Halloween=Candy. Can Too Much Sugar Effect TBI Recovery? PS. There is One Yummy Treat That’s Good for You!

Humans love sweet foods. We have been looking to satisfy our sweet tooth for centuries. Sugar is a simple carbohydrate that happens naturally in foods such as grains, beans, vegetables, and fruit. When it is left unprocessed, it is good for you.

Refined table sugar, which is sucrose, is very different. Derived from either sugar cane or beets, it lacks vitamins, minerals, and fiber, and it requires your body to work harder to digest it. Your body uses up its stored enzymes and minerals to absorb sucrose properly. What happens? Instead of your body receiving nutrition, it creates deficiency. It enters the blood stream rapidly affecting your body’s blood sugar levels. When it is high, it causes excitability, nervous tension, and hyperactivity. When it drops low, it causes fatigue, exhaustion, and depression.

According to Malcolm Peet, a noted British psychiatric researcher, there is a strong link between high sugar consumption and the risk of depression as well as schizophrenia. There are two ways that sugar may exert a toxic effect on mental health. First, BDNF, a key growth hormone in the brain, is suppressed by sugar. This hormone promotes the health of neurons in the brain and assists with memory by creating new neuron connections.(brainline.org)

 

To counter these effects of a concussion, you’re going to need to consume foods that will replenish the nutrients your brain lost during your injury. Flavonoids are great for concussion patients because not only do they contain antioxidants that help fight the free radicals in your brain and reduce inflammation, they also stimulate the production of BDNF. BDNF (Brain-derived Neurotrophic Factor) is a growth factor that helps trigger the creation of new brain cells and improves brain function!

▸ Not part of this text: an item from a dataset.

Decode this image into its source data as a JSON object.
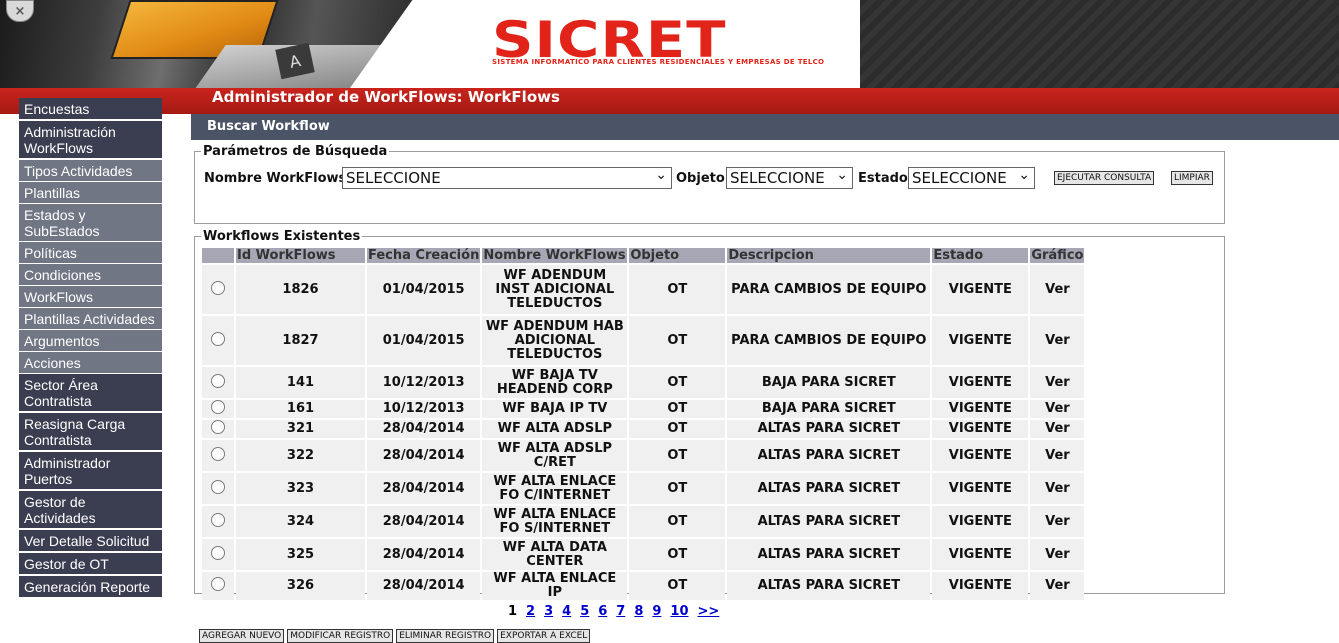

Yes, you read that right. Dark chocolate has extremely high levels of flavonoids, making it a great snack during your concussion recovery. It’s also a rich source of magnesium, which is another nutrient that is depleted in the brain after a concussion.(flintrehab.com)